Carrying a knife can have life changing and devastating consequences.
If you set foot in public with a knife – or indeed anything that could be used as a weapon – you not only endanger other people’s lives but also your own.
If someone with a knife gets caught up in an argument or fight, there’s every chance that a knife could be used to injure or kill someone.
One life affected by knife crime is one too many.
Serious youth violence and knife crime has a devastating impact on communities and needs to continually be addressed and ultimately stopped.
As a crime reduction sergeant I’m involved in supporting the organisation in proactively spreading the message to young people in particular, about the risks to themselves from carrying a knife and the reasons they should use the knife surrender bins.
My job is about assisting the crime reduction team in getting to the root of crime within our county and ensuring that organisations such as the police, the council, the fire service, Neighbourhood Watch and many others are all working together towards one aim, reducing crime within Bedfordshire.
We know that issues can rarely be solved by one agency working on its own.
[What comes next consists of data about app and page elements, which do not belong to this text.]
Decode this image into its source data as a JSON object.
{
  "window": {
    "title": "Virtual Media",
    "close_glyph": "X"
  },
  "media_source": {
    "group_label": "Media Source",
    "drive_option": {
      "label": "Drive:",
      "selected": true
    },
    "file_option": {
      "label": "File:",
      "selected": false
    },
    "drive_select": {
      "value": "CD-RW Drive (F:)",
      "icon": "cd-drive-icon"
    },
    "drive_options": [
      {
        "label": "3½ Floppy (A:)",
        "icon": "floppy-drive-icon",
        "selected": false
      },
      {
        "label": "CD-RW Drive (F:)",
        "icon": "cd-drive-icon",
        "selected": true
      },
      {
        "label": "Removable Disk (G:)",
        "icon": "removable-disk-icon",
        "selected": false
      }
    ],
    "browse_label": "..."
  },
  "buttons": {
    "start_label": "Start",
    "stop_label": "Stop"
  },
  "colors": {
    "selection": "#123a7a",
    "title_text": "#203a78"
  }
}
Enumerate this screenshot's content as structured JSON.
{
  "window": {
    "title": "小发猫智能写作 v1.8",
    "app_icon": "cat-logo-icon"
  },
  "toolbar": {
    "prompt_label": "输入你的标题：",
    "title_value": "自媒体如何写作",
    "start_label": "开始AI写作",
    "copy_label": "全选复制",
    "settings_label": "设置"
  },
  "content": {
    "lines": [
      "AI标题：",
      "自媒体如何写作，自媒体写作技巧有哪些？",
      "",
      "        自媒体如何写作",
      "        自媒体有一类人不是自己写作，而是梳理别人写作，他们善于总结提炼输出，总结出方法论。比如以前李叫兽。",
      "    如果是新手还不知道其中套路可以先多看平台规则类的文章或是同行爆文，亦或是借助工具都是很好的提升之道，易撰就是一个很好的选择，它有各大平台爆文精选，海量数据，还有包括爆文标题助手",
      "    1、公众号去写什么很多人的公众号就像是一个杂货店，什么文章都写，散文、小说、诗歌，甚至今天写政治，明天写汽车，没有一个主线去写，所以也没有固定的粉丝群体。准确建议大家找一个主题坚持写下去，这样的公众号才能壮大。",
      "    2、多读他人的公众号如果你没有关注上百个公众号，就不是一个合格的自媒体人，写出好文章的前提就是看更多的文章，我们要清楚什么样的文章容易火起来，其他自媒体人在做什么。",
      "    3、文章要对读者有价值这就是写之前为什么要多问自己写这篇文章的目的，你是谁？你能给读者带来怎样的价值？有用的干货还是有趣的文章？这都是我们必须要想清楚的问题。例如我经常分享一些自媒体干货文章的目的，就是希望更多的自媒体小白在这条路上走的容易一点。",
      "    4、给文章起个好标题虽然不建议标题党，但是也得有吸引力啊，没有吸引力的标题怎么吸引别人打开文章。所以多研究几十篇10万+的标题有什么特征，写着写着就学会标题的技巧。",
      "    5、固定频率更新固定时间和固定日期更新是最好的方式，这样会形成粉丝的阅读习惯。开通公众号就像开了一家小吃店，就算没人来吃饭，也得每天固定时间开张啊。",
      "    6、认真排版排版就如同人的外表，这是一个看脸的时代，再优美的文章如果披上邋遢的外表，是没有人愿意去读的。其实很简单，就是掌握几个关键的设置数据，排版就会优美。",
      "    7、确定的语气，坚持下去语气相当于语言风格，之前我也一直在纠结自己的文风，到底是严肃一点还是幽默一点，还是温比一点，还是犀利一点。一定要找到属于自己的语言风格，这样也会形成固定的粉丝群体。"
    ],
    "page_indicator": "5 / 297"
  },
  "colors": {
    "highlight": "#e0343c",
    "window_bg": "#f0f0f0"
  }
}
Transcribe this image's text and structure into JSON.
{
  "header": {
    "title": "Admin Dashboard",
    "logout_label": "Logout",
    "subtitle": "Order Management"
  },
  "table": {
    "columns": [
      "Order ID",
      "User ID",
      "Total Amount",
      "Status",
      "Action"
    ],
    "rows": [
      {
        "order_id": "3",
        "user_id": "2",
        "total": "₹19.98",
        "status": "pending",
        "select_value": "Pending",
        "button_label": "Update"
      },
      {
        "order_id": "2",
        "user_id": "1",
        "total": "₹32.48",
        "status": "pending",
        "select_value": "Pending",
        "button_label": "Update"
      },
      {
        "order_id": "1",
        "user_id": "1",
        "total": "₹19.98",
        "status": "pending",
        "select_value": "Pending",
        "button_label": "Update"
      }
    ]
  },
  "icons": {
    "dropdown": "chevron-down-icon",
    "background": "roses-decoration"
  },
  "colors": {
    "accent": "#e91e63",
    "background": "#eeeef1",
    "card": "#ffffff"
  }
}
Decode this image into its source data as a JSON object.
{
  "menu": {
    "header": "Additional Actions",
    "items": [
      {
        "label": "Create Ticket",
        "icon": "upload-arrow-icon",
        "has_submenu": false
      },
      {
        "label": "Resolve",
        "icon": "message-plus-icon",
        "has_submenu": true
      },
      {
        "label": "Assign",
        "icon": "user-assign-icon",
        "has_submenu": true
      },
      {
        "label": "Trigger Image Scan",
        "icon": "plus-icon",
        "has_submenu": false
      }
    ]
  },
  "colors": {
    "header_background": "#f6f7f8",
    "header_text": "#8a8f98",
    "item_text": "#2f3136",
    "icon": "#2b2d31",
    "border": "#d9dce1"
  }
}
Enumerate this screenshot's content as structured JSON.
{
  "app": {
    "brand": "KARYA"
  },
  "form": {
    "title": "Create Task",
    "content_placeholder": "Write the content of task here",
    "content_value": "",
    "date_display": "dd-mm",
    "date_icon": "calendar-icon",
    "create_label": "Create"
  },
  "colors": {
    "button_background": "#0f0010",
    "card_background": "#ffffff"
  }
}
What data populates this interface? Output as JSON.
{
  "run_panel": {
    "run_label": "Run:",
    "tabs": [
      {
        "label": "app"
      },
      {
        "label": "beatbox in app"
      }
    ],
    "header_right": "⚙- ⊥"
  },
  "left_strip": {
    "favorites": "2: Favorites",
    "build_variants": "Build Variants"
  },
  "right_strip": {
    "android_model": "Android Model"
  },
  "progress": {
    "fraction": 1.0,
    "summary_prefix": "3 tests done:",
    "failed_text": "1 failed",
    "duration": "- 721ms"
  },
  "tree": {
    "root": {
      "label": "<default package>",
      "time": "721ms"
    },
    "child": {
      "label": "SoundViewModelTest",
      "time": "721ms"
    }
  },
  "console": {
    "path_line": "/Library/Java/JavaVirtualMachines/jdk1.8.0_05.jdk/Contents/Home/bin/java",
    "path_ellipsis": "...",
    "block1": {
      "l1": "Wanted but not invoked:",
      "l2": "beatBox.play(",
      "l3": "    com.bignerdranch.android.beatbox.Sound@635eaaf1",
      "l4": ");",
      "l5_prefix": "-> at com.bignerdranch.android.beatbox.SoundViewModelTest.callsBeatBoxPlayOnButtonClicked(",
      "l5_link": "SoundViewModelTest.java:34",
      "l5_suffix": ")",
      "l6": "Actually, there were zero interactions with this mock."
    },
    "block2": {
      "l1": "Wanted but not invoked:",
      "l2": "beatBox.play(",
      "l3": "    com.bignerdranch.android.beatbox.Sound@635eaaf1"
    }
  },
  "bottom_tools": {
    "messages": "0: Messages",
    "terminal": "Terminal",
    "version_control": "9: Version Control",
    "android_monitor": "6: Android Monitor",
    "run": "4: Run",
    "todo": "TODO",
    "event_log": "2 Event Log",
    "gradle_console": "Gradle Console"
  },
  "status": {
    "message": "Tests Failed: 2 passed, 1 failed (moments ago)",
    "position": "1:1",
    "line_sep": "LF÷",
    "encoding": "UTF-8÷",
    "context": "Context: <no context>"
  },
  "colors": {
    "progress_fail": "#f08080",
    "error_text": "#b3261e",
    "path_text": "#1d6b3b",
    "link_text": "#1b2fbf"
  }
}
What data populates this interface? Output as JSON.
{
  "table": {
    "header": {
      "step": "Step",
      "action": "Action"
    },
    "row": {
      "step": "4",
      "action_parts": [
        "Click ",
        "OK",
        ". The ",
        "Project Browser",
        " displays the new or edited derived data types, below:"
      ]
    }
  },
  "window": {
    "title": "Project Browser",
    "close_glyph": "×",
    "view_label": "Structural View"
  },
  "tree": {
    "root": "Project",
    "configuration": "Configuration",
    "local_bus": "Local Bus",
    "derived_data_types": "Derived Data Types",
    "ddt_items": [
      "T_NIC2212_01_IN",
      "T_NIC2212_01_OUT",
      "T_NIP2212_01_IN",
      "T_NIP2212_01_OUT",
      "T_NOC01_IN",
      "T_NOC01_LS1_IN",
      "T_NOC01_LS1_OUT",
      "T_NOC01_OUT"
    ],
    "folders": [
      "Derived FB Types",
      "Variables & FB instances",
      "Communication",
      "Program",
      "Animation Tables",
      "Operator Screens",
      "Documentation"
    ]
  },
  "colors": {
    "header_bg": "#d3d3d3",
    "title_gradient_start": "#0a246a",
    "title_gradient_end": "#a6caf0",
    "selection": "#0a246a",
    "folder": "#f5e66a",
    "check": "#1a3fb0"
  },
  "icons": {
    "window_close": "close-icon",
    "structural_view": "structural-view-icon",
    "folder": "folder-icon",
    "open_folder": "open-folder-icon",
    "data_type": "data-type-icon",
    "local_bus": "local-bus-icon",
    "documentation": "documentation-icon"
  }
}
I ensure that from a crime reduction perspective organisations are working together to share information and to develop an action plan to drive forward community safety and crime reduction.
One of my roles involves the management of the knife surrender bins across the county. The knife bins are situated at different locations around Bedfordshire which are there to give people the opportunity to dispose of knives and weapons. This is an initiative that has been running for a number of years in order to try and reduce knife crime within Bedfordshire. For this initiative to continue to succeed it needs to be actively led by our community and particularly our young people.
We need to work to change the lives of the young people of Bedfordshire who too often end up seriously injured or even dead on our streets, or are somehow forced into a life of violence and crime. Youth violence is a very complex issue and as such we need to continue working towards tackling the causes, not just the symptoms. We need to engage young people’s minds to think carefully about their decisions and consequences around knives and their lives.
It is great to be part of a team who can really make a difference within the community of Bedfordshire. I love getting to see the benefit of the changes we make within our county to make it a safer place to live and socialise.
Sgt Ben Dimmock has been a police officer for 13 years. During this period he has worked in a variety of roles including working as a detective, a tutor, and a ports officer. In January 2016 he took up a temporary acting sergeant role on the community safety and crime reduction team.
Bedfordshire Police is running a six week knife surrender that gives people the opportunity to get rid of their knives in an anonymous way, and is part of a police-led campaign around serious youth violence. Find out more about how you can bin the blade.